The Edge Enhancement feature is present on most TV’s and is intended to sharpen the image quality. In theory, this sounds exciting, but in practice, it causes artifacts to appear when over-sharpened. You may see halo effects and other artifacts that will interfere with your viewing experience. In most cases, unless you are calibrating your TV, this feature is best turned off.
Black Tone is an exciting feature that attempts to make black areas look even darker. However, in reality, it is not possible to make your TV’s black areas any darker. What this feature does is make gray areas blacker. It will cause you to lose some details in the image display. To keep your viewing experience as natural as possible, keep Black Tone switched off.
Dynamic Contrast is a feature intended to make bright areas brighter and dark areas darker. It makes the picture seem more vivid. However, in the process, it compromises on whites and blacks in the picture, which results in reduced detail.
It can also cause color banding or, put, show inaccurate colors as compared to the natural image colors. To make sure you get the most amount of detail in the display, its best to switch this feature off.
Live Color/Flesh Tone/HDR+
All three of these features employ post-processing techniques to enhance the color in the image. Live Color saturates the colors, while Flesh tone is intended to make skin look vibrant. HDR+ modes make regular content look more like HD resolution.
It sounds pretty fun when you do not have an excellent cable service. These are all great features to have, but unnecessary when you are watching a movie that has been mastered correctly. Most Cable TV provider already shows well-mastered content, so the features are somewhat redundant. It is best to switch off these post-processing features for images as close to natural as possible.
Black Level/Color Space
Also known as RGB Range or HDMI Range, this feature decides how color signals are processed on your TV. Ideally, if your TV has an auto setting for this feature, you should leave it there. In case your TV does not allow you to set this to auto, set it to “Low” or “Limited” for the best image results. If you have devices like gaming consoles or set-top units, you should ensure they are also set to “Limited.”
It bears notice that the “Full” setting is only to be used when using your TV as a PC monitor screen.

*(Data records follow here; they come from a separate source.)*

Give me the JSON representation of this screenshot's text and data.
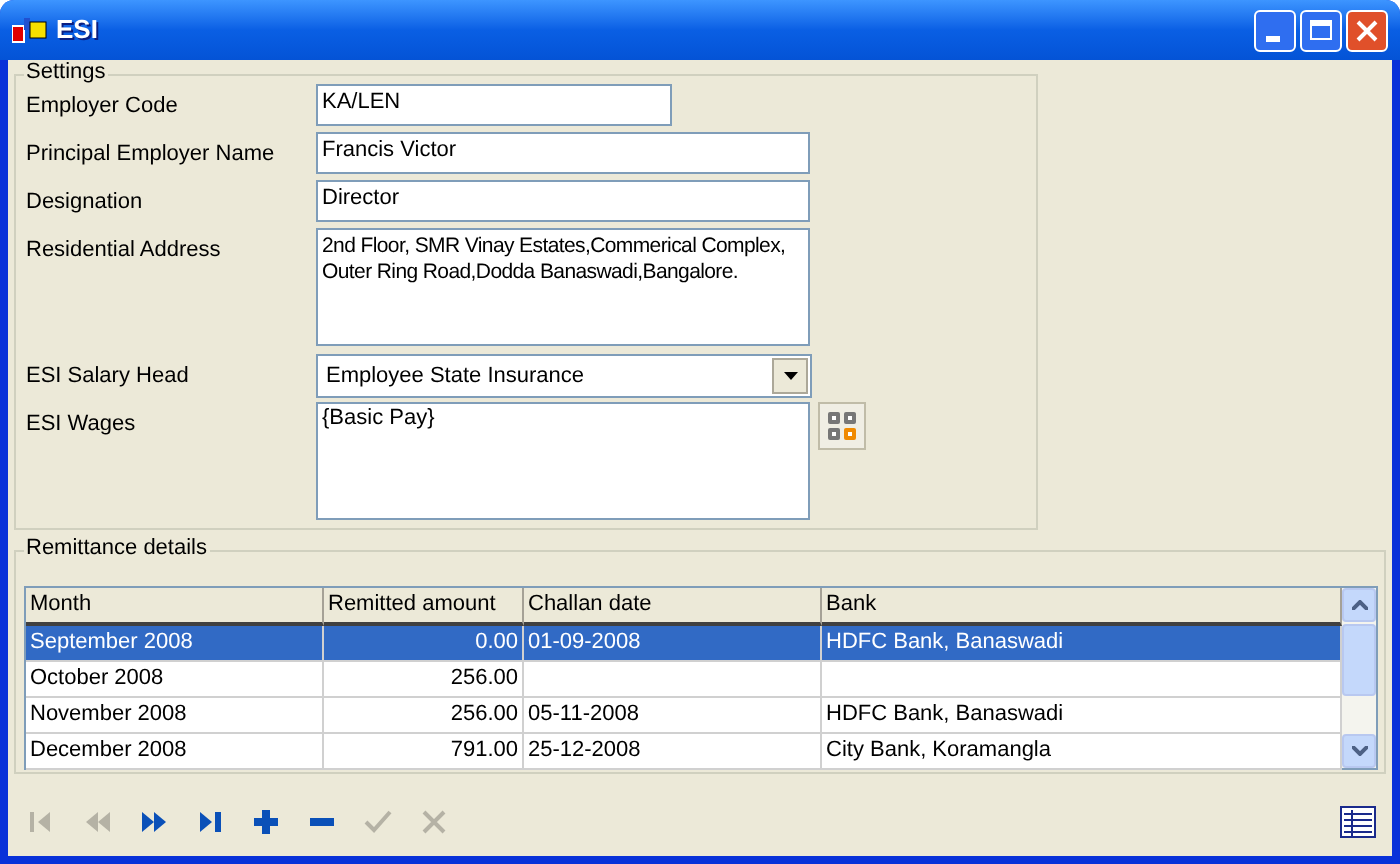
{
  "window": {
    "title": "ESI"
  },
  "settings": {
    "title": "Settings",
    "fields": [
      {
        "kind": "text",
        "label": "Employer Code",
        "value": "KA/LEN"
      },
      {
        "kind": "text",
        "label": "Principal Employer Name",
        "value": "Francis Victor"
      },
      {
        "kind": "text",
        "label": "Designation",
        "value": "Director"
      },
      {
        "kind": "textarea",
        "label": "Residential Address",
        "value": "2nd Floor, SMR Vinay Estates,Commerical Complex, Outer Ring Road,Dodda Banaswadi,Bangalore."
      },
      {
        "kind": "dropdown",
        "label": "ESI Salary Head",
        "value": "Employee State Insurance"
      },
      {
        "kind": "formula",
        "label": "ESI Wages",
        "value": "{Basic Pay}"
      }
    ]
  },
  "remittance": {
    "title": "Remittance details",
    "columns": [
      "Month",
      "Remitted amount",
      "Challan date",
      "Bank"
    ],
    "rows": [
      {
        "selected": true,
        "cells": [
          "September 2008",
          "0.00",
          "01-09-2008",
          "HDFC Bank, Banaswadi"
        ]
      },
      {
        "selected": false,
        "cells": [
          "October 2008",
          "256.00",
          "",
          ""
        ]
      },
      {
        "selected": false,
        "cells": [
          "November 2008",
          "256.00",
          "05-11-2008",
          "HDFC Bank, Banaswadi"
        ]
      },
      {
        "selected": false,
        "cells": [
          "December 2008",
          "791.00",
          "25-12-2008",
          "City Bank, Koramangla"
        ]
      }
    ]
  },
  "toolbar": [
    {
      "kind": "first",
      "disabled": true
    },
    {
      "kind": "prev",
      "disabled": true
    },
    {
      "kind": "next",
      "disabled": false
    },
    {
      "kind": "last",
      "disabled": false
    },
    {
      "kind": "add",
      "disabled": false
    },
    {
      "kind": "remove",
      "disabled": false
    },
    {
      "kind": "save",
      "disabled": true
    },
    {
      "kind": "cancel",
      "disabled": true
    }
  ]
}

As the name suggests, Game Mode intend is to use when playing video games on your TV. What this feature does is lower the input lag between the time you press buttons and your presses registering on-screen. On specific TV’s, reducing input lag can somewhat compromise image quality. Try out this model on your specific TV and see if the image quality is substantially reduced. If this happens, then only use Game Mode for when you are gaming. Otherwise, you should keep it switched off.

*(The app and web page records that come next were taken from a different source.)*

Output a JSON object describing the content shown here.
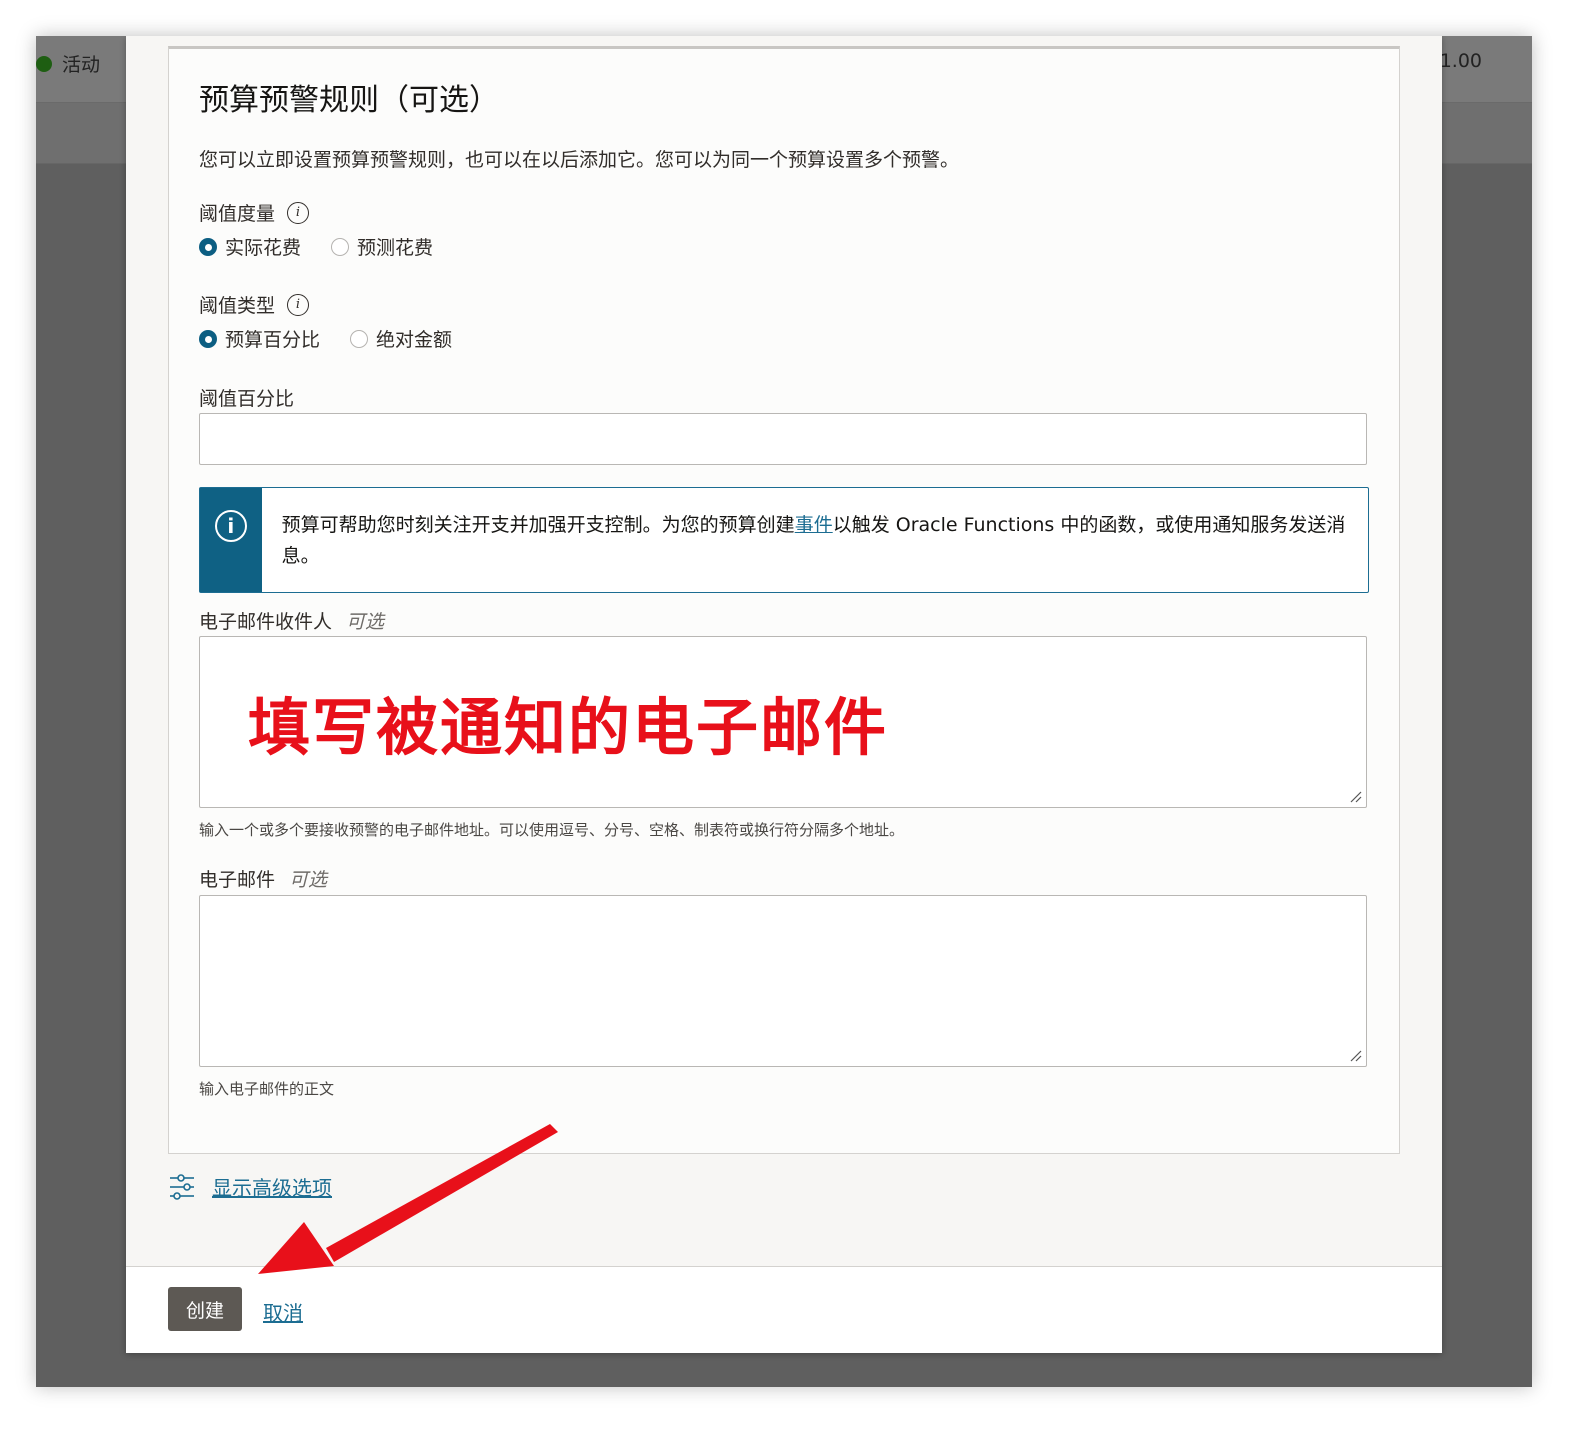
{
  "background": {
    "status_label": "活动",
    "amount_text": "1.00"
  },
  "section": {
    "title": "预算预警规则（可选）",
    "intro": "您可以立即设置预算预警规则，也可以在以后添加它。您可以为同一个预算设置多个预警。"
  },
  "threshold_metric": {
    "label": "阈值度量",
    "options": [
      {
        "label": "实际花费",
        "selected": true
      },
      {
        "label": "预测花费",
        "selected": false
      }
    ]
  },
  "threshold_type": {
    "label": "阈值类型",
    "options": [
      {
        "label": "预算百分比",
        "selected": true
      },
      {
        "label": "绝对金额",
        "selected": false
      }
    ]
  },
  "threshold_percent": {
    "label": "阈值百分比",
    "value": ""
  },
  "info_box": {
    "text_before": "预算可帮助您时刻关注开支并加强开支控制。为您的预算创建",
    "link": "事件",
    "text_after": "以触发 Oracle Functions 中的函数，或使用通知服务发送消息。"
  },
  "email_recipients": {
    "label": "电子邮件收件人",
    "optional": "可选",
    "annotation": "填写被通知的电子邮件",
    "help": "输入一个或多个要接收预警的电子邮件地址。可以使用逗号、分号、空格、制表符或换行符分隔多个地址。"
  },
  "email_body": {
    "label": "电子邮件",
    "optional": "可选",
    "help": "输入电子邮件的正文"
  },
  "advanced": {
    "label": "显示高级选项",
    "icon": "sliders-icon"
  },
  "footer": {
    "create_label": "创建",
    "cancel_label": "取消"
  },
  "colors": {
    "accent": "#0f6184",
    "annotation": "#e8101a",
    "create_button": "#5d5954"
  }
}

24p Playback is more commonly known as Pure Cinema or Real Cinema, depending on your TV. Instead of using the conventional 3:2 pull-down technique, this feature makes your TV play movies at 24fps. The mechanics behind these different techniques are complicated, but the result is evident.

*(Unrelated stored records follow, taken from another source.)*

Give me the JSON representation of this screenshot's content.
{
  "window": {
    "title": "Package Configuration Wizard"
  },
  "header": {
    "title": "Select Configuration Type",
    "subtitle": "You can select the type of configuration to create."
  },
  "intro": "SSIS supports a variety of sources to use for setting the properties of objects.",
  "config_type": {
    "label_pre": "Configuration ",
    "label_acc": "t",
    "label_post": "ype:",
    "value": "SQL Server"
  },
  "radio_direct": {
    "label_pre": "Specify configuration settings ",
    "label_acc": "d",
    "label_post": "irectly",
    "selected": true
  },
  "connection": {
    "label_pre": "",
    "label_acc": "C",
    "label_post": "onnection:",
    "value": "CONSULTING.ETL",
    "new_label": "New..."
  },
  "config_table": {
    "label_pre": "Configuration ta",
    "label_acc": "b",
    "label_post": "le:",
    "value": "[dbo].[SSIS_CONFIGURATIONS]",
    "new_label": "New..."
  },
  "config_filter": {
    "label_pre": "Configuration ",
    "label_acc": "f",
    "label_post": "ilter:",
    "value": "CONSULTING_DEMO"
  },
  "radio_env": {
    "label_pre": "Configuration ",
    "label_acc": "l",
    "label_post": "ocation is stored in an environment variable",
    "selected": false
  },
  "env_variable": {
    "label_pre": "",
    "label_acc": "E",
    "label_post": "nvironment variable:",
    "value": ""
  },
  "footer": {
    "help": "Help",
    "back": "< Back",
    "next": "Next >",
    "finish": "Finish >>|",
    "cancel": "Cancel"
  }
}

24p Playback reduces stutter when playing TV shows or movies. Many TV’s do this automatically, so there is no need to toggle the setting. However, on the other hand, some TV’s can do it at all. Check your TV is setting menu, and if the feature exists, you should turn it on.
There are so many different TV manufacturers and brands; it is almost impossible to cover all their various settings. My method of getting the best out of my Spectrum packages service took me a few days of careful experimentation. However, this blog will have given you the basics of how to configure a new tv set settings. and also adjusting your TV to optimum image quality. I hope that this will save you the time and effort to calibrate your TV or hire a calibrator. Let us know if any settings on your TV should be on this list.